Replace the value of the –SMTPServer, –AdminEmailAddress and -FromEmailAddress parameters with the relevant information for your organization.
Now we need to enable Access Denied Remediation. In the PowerShell prompt, type:
Set-FSRMAdrSetting -Event AccessDenied –DisplayMessage “Access to [Original File Path] has been denied.” -Enabled -AllowRequests -EmailMessage “Access to resource is denied. You can email [Admin Email] a request for permission to access the file.” -MailToOwner -MailCCAdmin -MailTo [email protected]
The –MailCCAdmin parameter copies the email to the FSRM admin email address that we configured separately in the previous step. The –MailToOwner parameter copies the email to the designated owner of the data resource.

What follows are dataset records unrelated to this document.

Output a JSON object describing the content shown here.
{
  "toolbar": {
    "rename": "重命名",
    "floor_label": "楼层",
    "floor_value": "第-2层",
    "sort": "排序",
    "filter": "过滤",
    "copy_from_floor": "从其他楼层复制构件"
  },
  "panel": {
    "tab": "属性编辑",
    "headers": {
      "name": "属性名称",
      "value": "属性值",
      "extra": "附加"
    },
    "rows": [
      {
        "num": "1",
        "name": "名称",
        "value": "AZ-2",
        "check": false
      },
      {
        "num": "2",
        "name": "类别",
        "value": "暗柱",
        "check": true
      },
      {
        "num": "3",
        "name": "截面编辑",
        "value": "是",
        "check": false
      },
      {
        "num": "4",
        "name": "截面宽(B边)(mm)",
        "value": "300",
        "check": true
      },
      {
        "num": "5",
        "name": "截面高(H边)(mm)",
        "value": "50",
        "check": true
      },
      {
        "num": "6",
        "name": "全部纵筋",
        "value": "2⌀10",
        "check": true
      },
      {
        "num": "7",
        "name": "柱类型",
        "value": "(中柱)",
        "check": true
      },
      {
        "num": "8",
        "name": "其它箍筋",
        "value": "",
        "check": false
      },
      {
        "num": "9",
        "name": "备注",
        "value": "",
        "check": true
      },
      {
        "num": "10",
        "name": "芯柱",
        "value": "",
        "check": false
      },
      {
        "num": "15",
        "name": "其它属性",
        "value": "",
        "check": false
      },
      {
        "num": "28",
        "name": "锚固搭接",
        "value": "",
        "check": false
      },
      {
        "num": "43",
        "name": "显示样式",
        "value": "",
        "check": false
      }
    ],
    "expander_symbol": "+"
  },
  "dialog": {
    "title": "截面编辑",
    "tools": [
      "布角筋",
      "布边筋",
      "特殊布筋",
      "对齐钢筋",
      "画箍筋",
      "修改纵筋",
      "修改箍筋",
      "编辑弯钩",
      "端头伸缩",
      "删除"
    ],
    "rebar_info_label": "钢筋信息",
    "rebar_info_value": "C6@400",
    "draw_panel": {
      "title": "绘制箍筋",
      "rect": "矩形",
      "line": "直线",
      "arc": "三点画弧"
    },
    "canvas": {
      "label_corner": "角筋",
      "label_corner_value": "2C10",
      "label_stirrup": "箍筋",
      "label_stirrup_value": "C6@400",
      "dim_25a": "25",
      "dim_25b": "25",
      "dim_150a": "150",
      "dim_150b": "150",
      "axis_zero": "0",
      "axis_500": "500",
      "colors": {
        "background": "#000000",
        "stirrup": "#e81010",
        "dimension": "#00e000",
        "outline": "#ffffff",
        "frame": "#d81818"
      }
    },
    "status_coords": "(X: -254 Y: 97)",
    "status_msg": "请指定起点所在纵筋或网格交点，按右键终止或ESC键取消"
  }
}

In the command line, I used a couple of macros: [Original File Path] and [Admin Email]. These are essentially predefined variables that allow you to customize the message according to the situation. [Original File Path] displays the file path that the user was trying to access in the message body, and [Admin Email] shows the admin email address configured in FSRM. There are two other macros that you can use: [Original File Path Folder] displays the parent folder of the file path that the user wanted to access, and [Data Owner Email] shows the recipient list configured for the file resource.
Before users will see ADR messages, you need to enable ADR for all file types on Windows 8 using Group Policy. The Access-Denied Assistance Group Policy settings also allow you configure ADR on Windows Server 2012. So if you have multiple file servers, this method may be preferable to using PowerShell or the FSRM management console.
The following steps are optional if you decide to configure ADR on Windows Server 2012 using Group Policy. Edit the Group Policy Object created above and add the necessary server-side configuration:
You can either wait for Group Policy to refresh on your file servers, or run gpupdate from the command line to force a refresh.
Now, when a Windows 8 user tries to access a file resource they don’t have permission to access, your customized dialog will appear instead of Microsoft’s generic access denied message.
Additionally, if you allow users to request assistance in your ADR configuration, they’ll see the following dialog so that they can send a personalized message.